From the start, Bentley has relied on crowdfunding websites to finance his exploits. In November 2014 he launched a GoFundMe page to finance a "fact finding mission" to Donbas, the conflict zone that includes the eastern Ukrainian regions of Donetsk and Luhansk. Bentley raised $2,000 and hasn't returned to the United States since.

After spending six months fighting with separatists on the front line, Bentley was reassigned and now works, he says, as an "information warrior" - producing regular pro-separatist propaganda videos on the Ukrainian war.

Bentley isn't a one-off. Other Westerners have been using online crowdfunding to finance their activities in eastern Ukraine since the conflict started.

Among them is 38-year-old Graham Phillips from Nottingham. Since November 2013, Phillips has been covering the conflict, broadcasting amateur videos from Donbas, often in the midst of tearing bullets and toppling buildings. His daredevil style has drawn the attention of audiences, and he boasts 86,000 subscribers on YouTube. From 2014 to 2015, Phillips was employed by Zvezda - a media channel run by the Russian Ministry of Defense, and he also freelanced for the state-operated TV channel RT.

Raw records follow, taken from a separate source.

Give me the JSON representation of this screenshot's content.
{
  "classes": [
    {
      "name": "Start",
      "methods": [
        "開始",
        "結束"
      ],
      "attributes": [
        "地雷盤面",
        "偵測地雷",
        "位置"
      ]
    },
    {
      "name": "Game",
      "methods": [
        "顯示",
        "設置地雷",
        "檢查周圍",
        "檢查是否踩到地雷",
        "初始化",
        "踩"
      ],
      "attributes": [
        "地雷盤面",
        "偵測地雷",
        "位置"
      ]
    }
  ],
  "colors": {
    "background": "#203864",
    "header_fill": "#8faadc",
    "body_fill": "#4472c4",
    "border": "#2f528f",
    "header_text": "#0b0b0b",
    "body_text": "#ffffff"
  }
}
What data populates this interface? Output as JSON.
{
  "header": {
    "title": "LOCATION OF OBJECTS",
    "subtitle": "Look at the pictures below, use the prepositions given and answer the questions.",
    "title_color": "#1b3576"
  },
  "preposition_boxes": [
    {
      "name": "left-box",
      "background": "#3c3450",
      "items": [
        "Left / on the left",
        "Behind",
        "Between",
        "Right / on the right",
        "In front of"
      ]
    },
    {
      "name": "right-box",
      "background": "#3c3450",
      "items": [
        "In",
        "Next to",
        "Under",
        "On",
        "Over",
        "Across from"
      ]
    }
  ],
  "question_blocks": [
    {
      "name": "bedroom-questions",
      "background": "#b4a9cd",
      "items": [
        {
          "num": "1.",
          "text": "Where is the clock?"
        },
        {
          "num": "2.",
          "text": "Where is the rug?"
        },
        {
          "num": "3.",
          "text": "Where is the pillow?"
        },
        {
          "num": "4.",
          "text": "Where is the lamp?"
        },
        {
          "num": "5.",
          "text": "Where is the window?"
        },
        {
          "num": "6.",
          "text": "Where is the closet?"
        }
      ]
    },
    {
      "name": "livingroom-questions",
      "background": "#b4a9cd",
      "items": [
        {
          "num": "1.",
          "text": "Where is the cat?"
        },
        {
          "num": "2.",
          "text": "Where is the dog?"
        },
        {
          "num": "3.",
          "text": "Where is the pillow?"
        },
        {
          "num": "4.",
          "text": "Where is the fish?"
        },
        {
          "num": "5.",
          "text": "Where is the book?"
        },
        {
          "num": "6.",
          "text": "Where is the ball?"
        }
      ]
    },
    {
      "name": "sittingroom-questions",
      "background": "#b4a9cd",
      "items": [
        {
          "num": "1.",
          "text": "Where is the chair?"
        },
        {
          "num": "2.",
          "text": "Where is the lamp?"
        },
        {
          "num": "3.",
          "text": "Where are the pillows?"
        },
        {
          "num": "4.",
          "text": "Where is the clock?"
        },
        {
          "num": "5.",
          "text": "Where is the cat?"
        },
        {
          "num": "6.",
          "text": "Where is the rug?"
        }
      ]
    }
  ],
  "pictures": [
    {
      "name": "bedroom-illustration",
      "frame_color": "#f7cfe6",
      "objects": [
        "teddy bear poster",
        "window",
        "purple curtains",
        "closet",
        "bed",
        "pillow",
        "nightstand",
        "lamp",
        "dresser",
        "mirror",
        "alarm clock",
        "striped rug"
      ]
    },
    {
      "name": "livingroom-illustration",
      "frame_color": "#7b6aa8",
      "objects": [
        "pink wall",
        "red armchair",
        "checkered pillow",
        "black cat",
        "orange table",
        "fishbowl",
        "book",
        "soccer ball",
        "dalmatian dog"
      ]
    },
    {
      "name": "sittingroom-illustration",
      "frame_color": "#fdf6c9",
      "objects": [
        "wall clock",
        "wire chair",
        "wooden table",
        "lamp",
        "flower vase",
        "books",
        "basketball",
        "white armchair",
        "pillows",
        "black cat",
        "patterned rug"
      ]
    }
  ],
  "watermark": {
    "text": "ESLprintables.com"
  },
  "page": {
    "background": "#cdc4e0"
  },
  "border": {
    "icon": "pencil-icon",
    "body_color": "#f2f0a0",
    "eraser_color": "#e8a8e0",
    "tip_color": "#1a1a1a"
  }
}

Read alsoSBU suggests criminal liability for enemy propaganda in Ukraine's mediaPhillips is highly critical of the Ukrainian government and appears to back the breakup of the country. Speaking on camera to Bentley in September 2015, Phillips accuses the Ukrainian government of "lies and propaganda", before adding: "I absolutely believe that we'll win in the end."

Since May 2014, Phillips has been forbidden from entering Ukraine, on the grounds of "national security". The Ukrainian government even took the unusual step of issuing an open letter to UK authorities, condemning Phillips' actions.

Unlike Bentley, Phillips has not engaged in combat, although he has been filmed navigating a drone with the help of soldiers in Donbas and has interviewed Ukrainian prisoners of war.

Phillips is not the only Brit who has traveled to the Ukraine conflict region. Earlier this month, Benjamin Stimson, from Oldham, Greater Manchester, was sentenced by Manchester Crown Court to five years and four months in prison for assisting separatist forces in Donbas.

Read alsoRussian propaganda in Germany tries to portray Ukraine as "failed state" – German MPPhillips works with a third pro-separatist videomaker – American-born Patrick Lancaster. Lancaster also describes himself as an independent journalist, and says his work is entirely funded through crowdfunding. Despite this, he seems to have raised less than $6,500 in the past eight months.

Lancaster's videos have been featured by mainstream media outlets and he has contributed to The Telegraph and Sky News.

However, some of his reporting has been openly hostile towards Ukraine and the West. Speaking on RT in February 2015, Lancaster said that the Ukraine's current president, Petro Poroshenko, is an enemy of the people.